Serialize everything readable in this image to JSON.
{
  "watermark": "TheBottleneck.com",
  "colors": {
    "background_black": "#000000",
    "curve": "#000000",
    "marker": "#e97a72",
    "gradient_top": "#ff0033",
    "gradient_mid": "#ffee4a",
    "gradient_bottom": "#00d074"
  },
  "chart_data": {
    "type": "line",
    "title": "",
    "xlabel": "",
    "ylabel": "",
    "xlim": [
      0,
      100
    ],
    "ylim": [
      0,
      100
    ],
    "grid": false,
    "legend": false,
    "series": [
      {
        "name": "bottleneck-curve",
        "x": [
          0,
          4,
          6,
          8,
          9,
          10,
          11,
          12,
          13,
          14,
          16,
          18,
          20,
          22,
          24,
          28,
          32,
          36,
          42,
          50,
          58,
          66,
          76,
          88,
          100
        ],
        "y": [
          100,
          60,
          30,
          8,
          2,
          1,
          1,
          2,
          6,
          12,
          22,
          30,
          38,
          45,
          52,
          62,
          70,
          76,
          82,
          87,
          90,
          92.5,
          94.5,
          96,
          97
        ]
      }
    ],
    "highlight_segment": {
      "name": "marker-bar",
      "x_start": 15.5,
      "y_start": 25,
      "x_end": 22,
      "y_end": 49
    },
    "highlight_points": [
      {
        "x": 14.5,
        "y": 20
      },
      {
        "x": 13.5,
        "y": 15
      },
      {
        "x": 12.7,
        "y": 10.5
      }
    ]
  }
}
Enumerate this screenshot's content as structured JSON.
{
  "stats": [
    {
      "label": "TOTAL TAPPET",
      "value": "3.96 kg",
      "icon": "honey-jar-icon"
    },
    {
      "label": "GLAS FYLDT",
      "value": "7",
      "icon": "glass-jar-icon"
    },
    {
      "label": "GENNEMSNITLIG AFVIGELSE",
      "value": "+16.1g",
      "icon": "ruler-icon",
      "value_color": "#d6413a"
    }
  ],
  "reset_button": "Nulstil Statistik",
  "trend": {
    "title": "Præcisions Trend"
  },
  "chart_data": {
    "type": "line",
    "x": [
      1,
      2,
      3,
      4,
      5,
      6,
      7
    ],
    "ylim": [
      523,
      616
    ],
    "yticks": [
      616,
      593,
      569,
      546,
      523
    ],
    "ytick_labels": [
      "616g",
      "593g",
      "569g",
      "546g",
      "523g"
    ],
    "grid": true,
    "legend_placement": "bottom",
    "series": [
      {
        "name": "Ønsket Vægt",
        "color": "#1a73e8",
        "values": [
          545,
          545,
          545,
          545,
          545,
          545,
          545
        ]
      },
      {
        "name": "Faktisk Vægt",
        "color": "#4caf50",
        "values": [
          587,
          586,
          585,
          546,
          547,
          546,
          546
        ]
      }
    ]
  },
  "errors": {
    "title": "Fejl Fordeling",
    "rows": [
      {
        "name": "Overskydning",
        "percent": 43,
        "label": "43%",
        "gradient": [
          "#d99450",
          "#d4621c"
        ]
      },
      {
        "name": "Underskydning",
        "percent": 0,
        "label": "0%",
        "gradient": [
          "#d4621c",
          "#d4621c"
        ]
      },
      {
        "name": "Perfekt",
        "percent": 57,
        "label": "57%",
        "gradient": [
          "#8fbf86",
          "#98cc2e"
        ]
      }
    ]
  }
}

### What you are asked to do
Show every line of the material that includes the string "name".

### Solution to this exercise
        "name": "bottleneck-curve",
      "name": "marker-bar",
        "name": "Ønsket Vægt",
        "name": "Faktisk Vægt",
        "name": "Overskydning",
        "name": "Underskydning",
        "name": "Perfekt",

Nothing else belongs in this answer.